• [Task directions]: For the string "text", count the lines in the records below that contain it. Answer with that number alone.

=-=-=-=-=

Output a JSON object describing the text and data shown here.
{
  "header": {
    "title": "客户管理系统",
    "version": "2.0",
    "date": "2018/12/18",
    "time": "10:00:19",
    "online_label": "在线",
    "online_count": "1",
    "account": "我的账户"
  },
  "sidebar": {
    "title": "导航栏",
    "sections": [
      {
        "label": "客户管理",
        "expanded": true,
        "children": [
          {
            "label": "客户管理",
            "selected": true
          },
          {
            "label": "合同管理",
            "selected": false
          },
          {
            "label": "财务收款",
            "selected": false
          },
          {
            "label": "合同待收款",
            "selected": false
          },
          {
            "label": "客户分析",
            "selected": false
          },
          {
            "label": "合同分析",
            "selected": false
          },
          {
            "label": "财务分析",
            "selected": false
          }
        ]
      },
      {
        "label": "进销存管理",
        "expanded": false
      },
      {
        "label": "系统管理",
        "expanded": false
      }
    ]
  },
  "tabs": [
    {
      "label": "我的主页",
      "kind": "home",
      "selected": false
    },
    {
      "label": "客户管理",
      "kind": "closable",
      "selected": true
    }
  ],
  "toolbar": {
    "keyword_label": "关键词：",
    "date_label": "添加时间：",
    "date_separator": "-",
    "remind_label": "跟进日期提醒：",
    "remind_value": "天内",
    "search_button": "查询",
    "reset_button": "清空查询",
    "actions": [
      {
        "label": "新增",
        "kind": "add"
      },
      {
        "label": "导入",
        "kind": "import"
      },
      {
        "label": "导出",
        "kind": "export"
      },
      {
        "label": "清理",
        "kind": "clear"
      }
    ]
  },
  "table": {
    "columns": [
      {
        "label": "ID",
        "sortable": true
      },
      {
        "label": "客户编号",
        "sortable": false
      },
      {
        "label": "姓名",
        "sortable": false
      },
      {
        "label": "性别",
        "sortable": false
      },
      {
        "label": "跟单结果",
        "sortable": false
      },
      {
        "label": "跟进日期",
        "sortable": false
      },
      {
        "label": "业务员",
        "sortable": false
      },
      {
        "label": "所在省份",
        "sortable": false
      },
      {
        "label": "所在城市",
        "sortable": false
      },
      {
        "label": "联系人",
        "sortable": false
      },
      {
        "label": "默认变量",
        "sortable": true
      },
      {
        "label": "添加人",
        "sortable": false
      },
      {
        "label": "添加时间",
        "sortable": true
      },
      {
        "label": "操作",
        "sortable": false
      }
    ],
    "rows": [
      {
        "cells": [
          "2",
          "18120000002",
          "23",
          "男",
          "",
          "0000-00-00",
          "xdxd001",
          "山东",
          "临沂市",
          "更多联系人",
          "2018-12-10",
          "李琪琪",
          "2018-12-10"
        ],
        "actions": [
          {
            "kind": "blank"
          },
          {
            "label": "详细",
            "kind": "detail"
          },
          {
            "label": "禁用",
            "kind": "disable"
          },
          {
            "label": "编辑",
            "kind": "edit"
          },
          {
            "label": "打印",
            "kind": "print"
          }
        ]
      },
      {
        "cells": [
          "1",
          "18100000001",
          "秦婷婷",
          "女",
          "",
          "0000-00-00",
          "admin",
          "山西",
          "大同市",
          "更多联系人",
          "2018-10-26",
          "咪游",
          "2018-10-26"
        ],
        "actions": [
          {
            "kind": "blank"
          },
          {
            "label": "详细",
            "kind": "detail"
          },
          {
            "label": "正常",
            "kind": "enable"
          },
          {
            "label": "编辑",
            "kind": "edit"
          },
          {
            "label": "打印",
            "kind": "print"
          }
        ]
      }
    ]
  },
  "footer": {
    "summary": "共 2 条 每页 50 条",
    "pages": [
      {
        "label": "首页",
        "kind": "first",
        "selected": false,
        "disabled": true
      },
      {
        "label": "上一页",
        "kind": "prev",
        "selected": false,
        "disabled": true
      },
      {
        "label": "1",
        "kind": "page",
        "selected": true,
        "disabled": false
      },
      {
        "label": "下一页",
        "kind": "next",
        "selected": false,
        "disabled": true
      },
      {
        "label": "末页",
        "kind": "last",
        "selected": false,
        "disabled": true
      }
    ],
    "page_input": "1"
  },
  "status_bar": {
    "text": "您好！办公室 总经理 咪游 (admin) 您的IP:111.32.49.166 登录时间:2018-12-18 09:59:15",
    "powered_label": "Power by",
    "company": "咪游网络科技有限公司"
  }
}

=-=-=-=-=

• [Solved exercise]: 2